3 Why did some of the providers, including the psychologist insist that fibromyalgia did not exist?
Answer: The following are my own opinion, but I believe that saying that “I don’t believe in fibromyalgia” is the epitome of ignorance and arrogance. First, there is no question that fibro does exist, the research is clear, as are the millions of sufferers in the U.S. alone. Secondly, the concept of Cultural Authority (see prior blog on this topic), comes into play. In a nutshell, we have been conditioned to believe that the doctor is the all knowing person. Many times, they begin to believe this nonsense themselves. It is a small step for a doctor to confuse his/her opinions with the actual fact and the fibro sufferer is the one who this arrogance affects, along with their families. To say that fibro does not exist is like saying that refrigerators don’t exist. This is just plain wrong.
Many patients are afraid to question their doctors, but in fact, the doctor is human with the same faults and strengths that we all have to one degree or another.
4 Why was she offered every drug on the market including narcotics, especially if so many of these providers thought that this whole illness was psychosomatic?
Again, the problem lies with doctors having no familiarity with fibromyalgia, but perhaps more importantly, the fact that the pharmaceutical companies are allowed to market their medications directly to the patients with the hope (which is very often the case), that the patients will pressure the doctors to prescribe those particular meds. Doctors feel pressured to not allow a patient to leave their office without a prescription in hand.
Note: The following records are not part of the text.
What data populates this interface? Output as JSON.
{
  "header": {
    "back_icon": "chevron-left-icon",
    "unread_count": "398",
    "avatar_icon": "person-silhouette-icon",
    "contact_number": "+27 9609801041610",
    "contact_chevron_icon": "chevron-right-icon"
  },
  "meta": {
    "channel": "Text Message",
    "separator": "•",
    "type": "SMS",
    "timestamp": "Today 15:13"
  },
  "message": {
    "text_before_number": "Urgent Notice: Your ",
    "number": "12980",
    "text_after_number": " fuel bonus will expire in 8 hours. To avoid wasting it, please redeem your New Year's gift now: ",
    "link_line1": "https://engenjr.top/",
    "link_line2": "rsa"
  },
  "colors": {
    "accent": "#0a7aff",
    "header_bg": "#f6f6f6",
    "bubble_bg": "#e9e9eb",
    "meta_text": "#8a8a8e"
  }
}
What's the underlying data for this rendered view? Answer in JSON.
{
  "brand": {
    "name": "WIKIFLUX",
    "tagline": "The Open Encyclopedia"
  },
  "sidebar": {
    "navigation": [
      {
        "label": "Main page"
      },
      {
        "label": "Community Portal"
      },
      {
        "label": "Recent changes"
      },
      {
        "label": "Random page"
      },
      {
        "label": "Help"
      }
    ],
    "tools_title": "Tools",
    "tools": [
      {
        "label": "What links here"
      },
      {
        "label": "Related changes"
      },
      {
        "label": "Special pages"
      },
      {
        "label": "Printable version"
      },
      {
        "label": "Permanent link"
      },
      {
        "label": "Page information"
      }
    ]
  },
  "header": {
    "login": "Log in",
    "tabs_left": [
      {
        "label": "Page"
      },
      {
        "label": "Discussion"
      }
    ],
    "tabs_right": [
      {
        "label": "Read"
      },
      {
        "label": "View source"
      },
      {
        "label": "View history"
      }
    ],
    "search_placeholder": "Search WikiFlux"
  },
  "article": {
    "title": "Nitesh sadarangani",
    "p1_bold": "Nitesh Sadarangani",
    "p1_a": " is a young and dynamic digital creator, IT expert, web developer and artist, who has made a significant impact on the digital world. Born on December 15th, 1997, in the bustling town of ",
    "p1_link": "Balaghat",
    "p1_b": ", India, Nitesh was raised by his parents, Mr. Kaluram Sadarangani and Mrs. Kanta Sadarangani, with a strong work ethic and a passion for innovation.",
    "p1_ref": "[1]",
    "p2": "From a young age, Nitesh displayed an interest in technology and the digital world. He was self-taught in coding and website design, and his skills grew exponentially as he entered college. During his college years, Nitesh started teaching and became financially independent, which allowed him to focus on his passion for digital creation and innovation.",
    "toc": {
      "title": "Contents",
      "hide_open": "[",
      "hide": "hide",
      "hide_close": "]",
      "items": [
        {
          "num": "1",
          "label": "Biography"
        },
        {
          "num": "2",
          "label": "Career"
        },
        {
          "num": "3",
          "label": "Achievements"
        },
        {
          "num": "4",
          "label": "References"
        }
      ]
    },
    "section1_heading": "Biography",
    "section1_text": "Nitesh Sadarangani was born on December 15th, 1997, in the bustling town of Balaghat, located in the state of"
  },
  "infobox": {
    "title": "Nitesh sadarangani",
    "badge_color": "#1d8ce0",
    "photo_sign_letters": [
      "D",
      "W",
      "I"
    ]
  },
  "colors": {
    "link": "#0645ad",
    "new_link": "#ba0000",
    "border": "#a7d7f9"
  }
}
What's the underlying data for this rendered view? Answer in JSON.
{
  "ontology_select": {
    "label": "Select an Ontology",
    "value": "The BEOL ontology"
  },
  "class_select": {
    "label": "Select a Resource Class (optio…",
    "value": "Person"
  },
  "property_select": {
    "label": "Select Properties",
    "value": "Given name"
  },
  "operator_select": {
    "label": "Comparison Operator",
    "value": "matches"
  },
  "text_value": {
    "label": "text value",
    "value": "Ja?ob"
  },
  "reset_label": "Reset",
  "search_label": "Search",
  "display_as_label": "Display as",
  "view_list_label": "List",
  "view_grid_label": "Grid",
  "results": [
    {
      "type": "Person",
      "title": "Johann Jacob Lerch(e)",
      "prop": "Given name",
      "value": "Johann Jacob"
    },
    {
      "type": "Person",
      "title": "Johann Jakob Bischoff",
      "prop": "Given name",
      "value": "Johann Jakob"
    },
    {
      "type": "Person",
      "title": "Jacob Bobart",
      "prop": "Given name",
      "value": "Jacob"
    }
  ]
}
Medicine has also become very competitive (though most of the time, the patients don’t see this) and doctors do not want to lose patients. They have expenses and overhead, in addition to making a living.
To summarize this and the last blog, the medical system (in the U.S.) is very broken and in urgent need of fixing. Patients are unduly suffering, due to lack of understanding and familiarity with fibromyalgia; by the public and by the doctors.